Material for this task>
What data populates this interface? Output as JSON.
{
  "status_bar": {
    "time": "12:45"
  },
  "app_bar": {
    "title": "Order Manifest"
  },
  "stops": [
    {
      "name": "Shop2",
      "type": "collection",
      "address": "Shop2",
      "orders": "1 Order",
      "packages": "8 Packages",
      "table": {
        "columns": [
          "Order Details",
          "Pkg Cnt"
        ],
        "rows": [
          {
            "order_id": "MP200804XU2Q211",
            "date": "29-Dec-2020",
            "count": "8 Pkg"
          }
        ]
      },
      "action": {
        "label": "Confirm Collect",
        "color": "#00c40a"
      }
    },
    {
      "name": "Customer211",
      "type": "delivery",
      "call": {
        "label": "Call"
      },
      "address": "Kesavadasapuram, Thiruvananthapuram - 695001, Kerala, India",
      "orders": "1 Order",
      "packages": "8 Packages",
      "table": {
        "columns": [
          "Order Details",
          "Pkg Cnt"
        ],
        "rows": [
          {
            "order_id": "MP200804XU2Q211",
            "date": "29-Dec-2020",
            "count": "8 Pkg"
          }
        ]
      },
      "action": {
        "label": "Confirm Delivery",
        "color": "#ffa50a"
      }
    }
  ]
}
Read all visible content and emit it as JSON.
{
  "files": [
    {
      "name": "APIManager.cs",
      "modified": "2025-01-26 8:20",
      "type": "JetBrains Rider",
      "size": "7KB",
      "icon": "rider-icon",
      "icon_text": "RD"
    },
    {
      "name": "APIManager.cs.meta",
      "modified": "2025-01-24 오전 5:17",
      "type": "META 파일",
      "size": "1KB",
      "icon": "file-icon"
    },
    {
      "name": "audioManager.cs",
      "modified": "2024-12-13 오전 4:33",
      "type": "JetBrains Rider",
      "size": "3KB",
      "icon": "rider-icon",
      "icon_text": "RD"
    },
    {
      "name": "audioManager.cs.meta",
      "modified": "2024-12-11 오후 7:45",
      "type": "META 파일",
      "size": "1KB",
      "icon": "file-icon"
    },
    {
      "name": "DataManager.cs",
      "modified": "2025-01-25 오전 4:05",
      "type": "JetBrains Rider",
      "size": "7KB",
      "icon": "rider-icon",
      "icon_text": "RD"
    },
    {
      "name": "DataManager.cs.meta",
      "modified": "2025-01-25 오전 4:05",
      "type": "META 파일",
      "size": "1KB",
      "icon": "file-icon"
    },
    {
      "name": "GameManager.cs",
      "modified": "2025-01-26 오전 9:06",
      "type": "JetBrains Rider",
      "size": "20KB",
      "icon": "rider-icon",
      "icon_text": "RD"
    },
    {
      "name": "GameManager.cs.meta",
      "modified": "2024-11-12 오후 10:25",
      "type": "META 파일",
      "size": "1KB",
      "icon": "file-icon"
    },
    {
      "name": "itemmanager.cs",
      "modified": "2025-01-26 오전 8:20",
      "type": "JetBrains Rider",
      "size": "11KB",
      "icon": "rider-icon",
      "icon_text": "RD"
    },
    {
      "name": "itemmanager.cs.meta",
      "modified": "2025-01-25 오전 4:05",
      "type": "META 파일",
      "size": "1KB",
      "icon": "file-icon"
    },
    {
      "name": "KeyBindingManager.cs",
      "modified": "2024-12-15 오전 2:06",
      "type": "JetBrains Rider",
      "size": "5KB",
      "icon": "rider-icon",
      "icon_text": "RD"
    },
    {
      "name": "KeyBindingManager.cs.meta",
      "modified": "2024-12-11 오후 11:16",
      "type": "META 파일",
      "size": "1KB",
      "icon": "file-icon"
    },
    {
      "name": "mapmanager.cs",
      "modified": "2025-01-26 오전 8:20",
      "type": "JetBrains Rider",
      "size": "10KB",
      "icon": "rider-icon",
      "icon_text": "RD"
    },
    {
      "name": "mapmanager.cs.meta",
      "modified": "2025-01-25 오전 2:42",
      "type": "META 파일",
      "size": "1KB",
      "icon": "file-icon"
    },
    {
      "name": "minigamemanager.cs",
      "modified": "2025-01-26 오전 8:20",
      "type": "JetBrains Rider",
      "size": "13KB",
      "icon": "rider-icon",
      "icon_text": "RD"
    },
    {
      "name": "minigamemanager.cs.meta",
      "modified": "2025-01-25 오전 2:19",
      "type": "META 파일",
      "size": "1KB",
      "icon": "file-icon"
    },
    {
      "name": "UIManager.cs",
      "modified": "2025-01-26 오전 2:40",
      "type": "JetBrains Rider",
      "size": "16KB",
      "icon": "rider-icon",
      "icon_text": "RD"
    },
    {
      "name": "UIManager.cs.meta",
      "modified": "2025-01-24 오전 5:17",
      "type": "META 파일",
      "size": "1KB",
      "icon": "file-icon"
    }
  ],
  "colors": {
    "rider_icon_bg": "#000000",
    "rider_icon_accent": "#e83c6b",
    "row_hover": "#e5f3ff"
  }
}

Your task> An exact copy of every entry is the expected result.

Finished task>
What data populates this interface? Output as JSON.
{
  "status_bar": {
    "time": "12:45"
  },
  "app_bar": {
    "title": "Order Manifest"
  },
  "stops": [
    {
      "name": "Shop2",
      "type": "collection",
      "address": "Shop2",
      "orders": "1 Order",
      "packages": "8 Packages",
      "table": {
        "columns": [
          "Order Details",
          "Pkg Cnt"
        ],
        "rows": [
          {
            "order_id": "MP200804XU2Q211",
            "date": "29-Dec-2020",
            "count": "8 Pkg"
          }
        ]
      },
      "action": {
        "label": "Confirm Collect",
        "color": "#00c40a"
      }
    },
    {
      "name": "Customer211",
      "type": "delivery",
      "call": {
        "label": "Call"
      },
      "address": "Kesavadasapuram, Thiruvananthapuram - 695001, Kerala, India",
      "orders": "1 Order",
      "packages": "8 Packages",
      "table": {
        "columns": [
          "Order Details",
          "Pkg Cnt"
        ],
        "rows": [
          {
            "order_id": "MP200804XU2Q211",
            "date": "29-Dec-2020",
            "count": "8 Pkg"
          }
        ]
      },
      "action": {
        "label": "Confirm Delivery",
        "color": "#ffa50a"
      }
    }
  ]
}
Read all visible content and emit it as JSON.
{
  "files": [
    {
      "name": "APIManager.cs",
      "modified": "2025-01-26 8:20",
      "type": "JetBrains Rider",
      "size": "7KB",
      "icon": "rider-icon",
      "icon_text": "RD"
    },
    {
      "name": "APIManager.cs.meta",
      "modified": "2025-01-24 오전 5:17",
      "type": "META 파일",
      "size": "1KB",
      "icon": "file-icon"
    },
    {
      "name": "audioManager.cs",
      "modified": "2024-12-13 오전 4:33",
      "type": "JetBrains Rider",
      "size": "3KB",
      "icon": "rider-icon",
      "icon_text": "RD"
    },
    {
      "name": "audioManager.cs.meta",
      "modified": "2024-12-11 오후 7:45",
      "type": "META 파일",
      "size": "1KB",
      "icon": "file-icon"
    },
    {
      "name": "DataManager.cs",
      "modified": "2025-01-25 오전 4:05",
      "type": "JetBrains Rider",
      "size": "7KB",
      "icon": "rider-icon",
      "icon_text": "RD"
    },
    {
      "name": "DataManager.cs.meta",
      "modified": "2025-01-25 오전 4:05",
      "type": "META 파일",
      "size": "1KB",
      "icon": "file-icon"
    },
    {
      "name": "GameManager.cs",
      "modified": "2025-01-26 오전 9:06",
      "type": "JetBrains Rider",
      "size": "20KB",
      "icon": "rider-icon",
      "icon_text": "RD"
    },
    {
      "name": "GameManager.cs.meta",
      "modified": "2024-11-12 오후 10:25",
      "type": "META 파일",
      "size": "1KB",
      "icon": "file-icon"
    },
    {
      "name": "itemmanager.cs",
      "modified": "2025-01-26 오전 8:20",
      "type": "JetBrains Rider",
      "size": "11KB",
      "icon": "rider-icon",
      "icon_text": "RD"
    },
    {
      "name": "itemmanager.cs.meta",
      "modified": "2025-01-25 오전 4:05",
      "type": "META 파일",
      "size": "1KB",
      "icon": "file-icon"
    },
    {
      "name": "KeyBindingManager.cs",
      "modified": "2024-12-15 오전 2:06",
      "type": "JetBrains Rider",
      "size": "5KB",
      "icon": "rider-icon",
      "icon_text": "RD"
    },
    {
      "name": "KeyBindingManager.cs.meta",
      "modified": "2024-12-11 오후 11:16",
      "type": "META 파일",
      "size": "1KB",
      "icon": "file-icon"
    },
    {
      "name": "mapmanager.cs",
      "modified": "2025-01-26 오전 8:20",
      "type": "JetBrains Rider",
      "size": "10KB",
      "icon": "rider-icon",
      "icon_text": "RD"
    },
    {
      "name": "mapmanager.cs.meta",
      "modified": "2025-01-25 오전 2:42",
      "type": "META 파일",
      "size": "1KB",
      "icon": "file-icon"
    },
    {
      "name": "minigamemanager.cs",
      "modified": "2025-01-26 오전 8:20",
      "type": "JetBrains Rider",
      "size": "13KB",
      "icon": "rider-icon",
      "icon_text": "RD"
    },
    {
      "name": "minigamemanager.cs.meta",
      "modified": "2025-01-25 오전 2:19",
      "type": "META 파일",
      "size": "1KB",
      "icon": "file-icon"
    },
    {
      "name": "UIManager.cs",
      "modified": "2025-01-26 오전 2:40",
      "type": "JetBrains Rider",
      "size": "16KB",
      "icon": "rider-icon",
      "icon_text": "RD"
    },
    {
      "name": "UIManager.cs.meta",
      "modified": "2025-01-24 오전 5:17",
      "type": "META 파일",
      "size": "1KB",
      "icon": "file-icon"
    }
  ],
  "colors": {
    "rider_icon_bg": "#000000",
    "rider_icon_accent": "#e83c6b",
    "row_hover": "#e5f3ff"
  }
}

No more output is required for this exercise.